The FBI has called out Apple, previously, to aid them in unlocking a terrorist's iPhone 5C. However, Apple has claimed that it violates user privacy and security even though it was a federal request. According to CNET, FBI has now spoken out and told Apple that they no longer need the company in helping them open up, the known terrorist and San Bernardino shooter, Syed Farook's iPhone 5C. It was Apple's CEO Tim Cook that stood in the way of their mission.
For quite a while, the FBI has been coordinating with Apple on seeing their goal through but a sudden revelation on Monday revealed that they were able to coordinate with an outside party's help that can provide FBI investigators a way to get into the phone and access data.
This left Apple powerless on the issue. Now, Ed McAndrew, a former federal cybercrimes prosecutor and current Washington, D.C-based lawyer at Ballard Spahr, said that Apple might have less power to keep the FBI out of its customer's phones. Since the federal government has approached another party, that leaves Apple on a stand-still.
"The government is not saying they're going to stand down, they're not agreeing at this point that this case is moot," McAndrew said. "This suggests that Apple's participation may be diminished and that they may have less control of this process."
The government's move now leads to many questions. McAndrew explained that,"This has the potential to undermine the security of Apple's devices," Other questions include: "Who is this outside party? A hacker? A cyber-forensic investigator? A security researcher?"
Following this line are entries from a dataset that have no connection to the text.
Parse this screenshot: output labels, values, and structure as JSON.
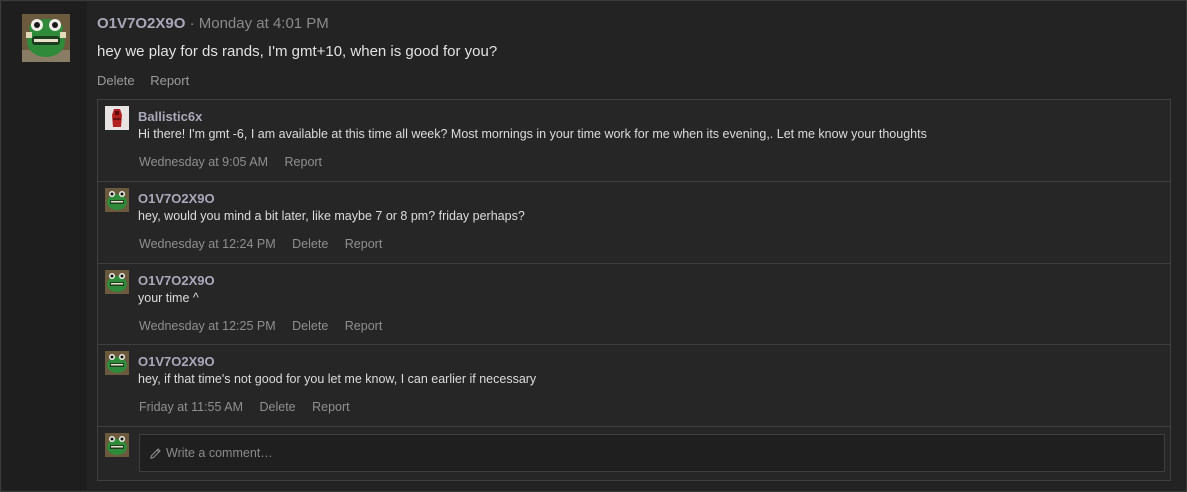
{
  "post": {
    "author": "O1V7O2X9O",
    "separator": "·",
    "time": "Monday at 4:01 PM",
    "text": "hey we play for ds rands, I'm gmt+10, when is good for you?",
    "actions": {
      "delete": "Delete",
      "report": "Report"
    }
  },
  "comments": [
    {
      "author": "Ballistic6x",
      "avatar": "red-character-avatar",
      "text": "Hi there! I'm gmt -6, I am available at this time all week? Most mornings in your time work for me when its evening,. Let me know your thoughts",
      "time": "Wednesday at 9:05 AM",
      "actions": [
        "Report"
      ]
    },
    {
      "author": "O1V7O2X9O",
      "avatar": "frog-avatar",
      "text": "hey, would you mind a bit later, like maybe 7 or 8 pm? friday perhaps?",
      "time": "Wednesday at 12:24 PM",
      "actions": [
        "Delete",
        "Report"
      ]
    },
    {
      "author": "O1V7O2X9O",
      "avatar": "frog-avatar",
      "text": "your time ^",
      "time": "Wednesday at 12:25 PM",
      "actions": [
        "Delete",
        "Report"
      ]
    },
    {
      "author": "O1V7O2X9O",
      "avatar": "frog-avatar",
      "text": "hey, if that time's not good for you let me know, I can earlier if necessary",
      "time": "Friday at 11:55 AM",
      "actions": [
        "Delete",
        "Report"
      ]
    }
  ],
  "compose": {
    "placeholder": "Write a comment…",
    "icon": "pencil-icon"
  },
  "colors": {
    "background": "#232323",
    "author": "#a8a8b8",
    "muted": "#8f8f8f",
    "border": "#3f3f3f"
  }
}
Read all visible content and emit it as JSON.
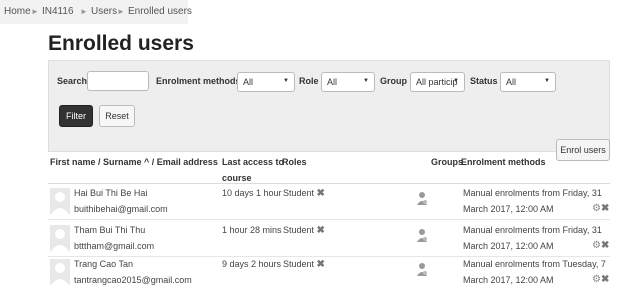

JNH has previously reported that Apple has already released the latest iOS update that will boost encryption. While the company is working over-time to secure the devices, the government is trying to find a way to decrease encryption.